++++ DATA

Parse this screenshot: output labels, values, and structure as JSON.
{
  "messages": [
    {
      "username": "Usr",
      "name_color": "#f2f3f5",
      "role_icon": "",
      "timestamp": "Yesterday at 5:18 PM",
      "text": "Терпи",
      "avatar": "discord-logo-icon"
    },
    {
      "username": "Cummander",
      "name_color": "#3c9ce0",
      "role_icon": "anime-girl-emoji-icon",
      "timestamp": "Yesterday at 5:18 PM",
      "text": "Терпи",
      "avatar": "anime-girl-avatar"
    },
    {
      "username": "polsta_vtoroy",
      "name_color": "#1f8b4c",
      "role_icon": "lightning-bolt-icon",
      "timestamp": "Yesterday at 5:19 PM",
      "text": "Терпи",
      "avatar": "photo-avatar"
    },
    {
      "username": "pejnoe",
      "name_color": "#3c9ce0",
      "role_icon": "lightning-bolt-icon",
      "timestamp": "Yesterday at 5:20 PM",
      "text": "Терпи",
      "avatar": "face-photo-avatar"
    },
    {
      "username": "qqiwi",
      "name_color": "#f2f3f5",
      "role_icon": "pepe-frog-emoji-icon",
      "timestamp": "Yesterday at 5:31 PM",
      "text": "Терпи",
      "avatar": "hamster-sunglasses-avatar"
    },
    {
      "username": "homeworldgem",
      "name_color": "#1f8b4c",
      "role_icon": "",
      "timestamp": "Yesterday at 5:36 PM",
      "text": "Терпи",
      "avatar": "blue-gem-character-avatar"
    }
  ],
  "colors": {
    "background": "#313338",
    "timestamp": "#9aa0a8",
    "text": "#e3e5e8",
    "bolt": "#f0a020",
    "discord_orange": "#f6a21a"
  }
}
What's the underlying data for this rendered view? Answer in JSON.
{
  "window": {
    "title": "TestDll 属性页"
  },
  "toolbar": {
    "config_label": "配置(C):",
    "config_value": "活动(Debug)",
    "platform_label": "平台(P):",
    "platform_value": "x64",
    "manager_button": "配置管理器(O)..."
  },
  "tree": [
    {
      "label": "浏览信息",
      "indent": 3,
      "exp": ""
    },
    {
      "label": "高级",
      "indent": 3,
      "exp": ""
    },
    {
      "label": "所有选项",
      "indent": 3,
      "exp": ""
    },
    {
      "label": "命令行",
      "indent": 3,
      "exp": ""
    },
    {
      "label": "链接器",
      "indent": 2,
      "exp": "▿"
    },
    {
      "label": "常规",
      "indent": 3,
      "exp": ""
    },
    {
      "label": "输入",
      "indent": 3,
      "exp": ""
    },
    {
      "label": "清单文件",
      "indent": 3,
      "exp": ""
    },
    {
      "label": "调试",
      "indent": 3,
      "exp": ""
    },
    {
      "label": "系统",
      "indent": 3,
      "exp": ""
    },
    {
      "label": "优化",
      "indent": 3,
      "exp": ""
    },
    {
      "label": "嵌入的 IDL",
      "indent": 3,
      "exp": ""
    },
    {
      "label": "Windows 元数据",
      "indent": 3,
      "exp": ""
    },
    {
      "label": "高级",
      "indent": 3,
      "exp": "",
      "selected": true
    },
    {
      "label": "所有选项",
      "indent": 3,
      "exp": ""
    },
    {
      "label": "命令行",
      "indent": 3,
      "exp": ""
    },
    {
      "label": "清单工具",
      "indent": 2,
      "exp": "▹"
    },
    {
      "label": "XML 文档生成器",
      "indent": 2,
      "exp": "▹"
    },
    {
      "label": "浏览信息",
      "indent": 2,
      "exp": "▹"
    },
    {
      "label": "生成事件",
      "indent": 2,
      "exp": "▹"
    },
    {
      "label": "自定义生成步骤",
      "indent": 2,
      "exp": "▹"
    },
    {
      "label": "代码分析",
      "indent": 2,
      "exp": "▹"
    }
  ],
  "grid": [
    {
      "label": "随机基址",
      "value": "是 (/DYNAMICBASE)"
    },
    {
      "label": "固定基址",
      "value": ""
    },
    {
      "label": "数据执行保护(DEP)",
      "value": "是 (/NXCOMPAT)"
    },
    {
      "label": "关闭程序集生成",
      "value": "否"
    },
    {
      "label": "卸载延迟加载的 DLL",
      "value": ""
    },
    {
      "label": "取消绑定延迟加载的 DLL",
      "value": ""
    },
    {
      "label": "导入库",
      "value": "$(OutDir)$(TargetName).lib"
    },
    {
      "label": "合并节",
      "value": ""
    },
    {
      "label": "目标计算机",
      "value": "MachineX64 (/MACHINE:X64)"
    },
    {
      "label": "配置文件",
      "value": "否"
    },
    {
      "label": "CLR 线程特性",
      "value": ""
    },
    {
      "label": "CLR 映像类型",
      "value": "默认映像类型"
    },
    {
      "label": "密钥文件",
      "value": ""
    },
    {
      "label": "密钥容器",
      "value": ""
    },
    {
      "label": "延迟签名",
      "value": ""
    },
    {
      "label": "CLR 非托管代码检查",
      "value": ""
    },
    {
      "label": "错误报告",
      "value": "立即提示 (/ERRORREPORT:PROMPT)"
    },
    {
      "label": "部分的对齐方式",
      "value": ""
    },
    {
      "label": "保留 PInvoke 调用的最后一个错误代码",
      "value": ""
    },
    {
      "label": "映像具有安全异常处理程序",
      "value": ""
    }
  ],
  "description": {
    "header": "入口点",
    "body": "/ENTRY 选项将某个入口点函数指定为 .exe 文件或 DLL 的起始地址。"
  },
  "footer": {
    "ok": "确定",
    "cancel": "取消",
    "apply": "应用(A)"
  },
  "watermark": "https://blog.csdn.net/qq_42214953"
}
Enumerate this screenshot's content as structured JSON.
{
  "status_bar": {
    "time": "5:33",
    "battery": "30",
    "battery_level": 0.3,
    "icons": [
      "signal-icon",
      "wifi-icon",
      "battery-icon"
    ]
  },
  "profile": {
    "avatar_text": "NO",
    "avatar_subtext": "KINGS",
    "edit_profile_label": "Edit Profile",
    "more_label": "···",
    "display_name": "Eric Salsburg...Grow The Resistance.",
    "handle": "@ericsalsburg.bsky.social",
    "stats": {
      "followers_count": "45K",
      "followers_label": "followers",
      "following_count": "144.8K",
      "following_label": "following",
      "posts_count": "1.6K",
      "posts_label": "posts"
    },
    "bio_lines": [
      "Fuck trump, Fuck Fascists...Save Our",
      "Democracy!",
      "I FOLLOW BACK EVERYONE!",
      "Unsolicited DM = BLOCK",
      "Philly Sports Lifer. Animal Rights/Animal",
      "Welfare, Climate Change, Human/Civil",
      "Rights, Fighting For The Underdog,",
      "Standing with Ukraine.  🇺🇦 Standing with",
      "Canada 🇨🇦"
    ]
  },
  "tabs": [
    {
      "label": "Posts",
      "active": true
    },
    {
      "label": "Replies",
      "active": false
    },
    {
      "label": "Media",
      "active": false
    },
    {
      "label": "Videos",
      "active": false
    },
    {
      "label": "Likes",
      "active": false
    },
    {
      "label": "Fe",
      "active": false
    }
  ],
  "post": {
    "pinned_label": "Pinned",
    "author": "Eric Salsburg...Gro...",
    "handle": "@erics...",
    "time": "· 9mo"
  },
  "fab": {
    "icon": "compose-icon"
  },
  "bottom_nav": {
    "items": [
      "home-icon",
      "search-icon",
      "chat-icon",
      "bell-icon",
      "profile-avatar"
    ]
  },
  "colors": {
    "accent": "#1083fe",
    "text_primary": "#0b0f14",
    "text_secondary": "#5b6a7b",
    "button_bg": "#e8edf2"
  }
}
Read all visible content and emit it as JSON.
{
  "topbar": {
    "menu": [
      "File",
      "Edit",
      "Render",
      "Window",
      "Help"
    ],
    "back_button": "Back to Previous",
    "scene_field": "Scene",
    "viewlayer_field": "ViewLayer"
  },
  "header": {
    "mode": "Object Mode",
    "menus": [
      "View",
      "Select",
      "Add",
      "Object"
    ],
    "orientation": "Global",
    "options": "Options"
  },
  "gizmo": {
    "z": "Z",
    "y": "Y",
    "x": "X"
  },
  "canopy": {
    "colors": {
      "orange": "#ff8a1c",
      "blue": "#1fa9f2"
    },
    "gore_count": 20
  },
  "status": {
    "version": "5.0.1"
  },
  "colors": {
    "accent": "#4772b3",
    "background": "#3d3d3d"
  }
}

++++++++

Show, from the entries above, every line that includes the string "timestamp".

ANSWER AREA -
      "timestamp": "Yesterday at 5:18 PM",
      "timestamp": "Yesterday at 5:18 PM",
      "timestamp": "Yesterday at 5:19 PM",
      "timestamp": "Yesterday at 5:20 PM",
      "timestamp": "Yesterday at 5:31 PM",
      "timestamp": "Yesterday at 5:36 PM",
    "timestamp": "#9aa0a8",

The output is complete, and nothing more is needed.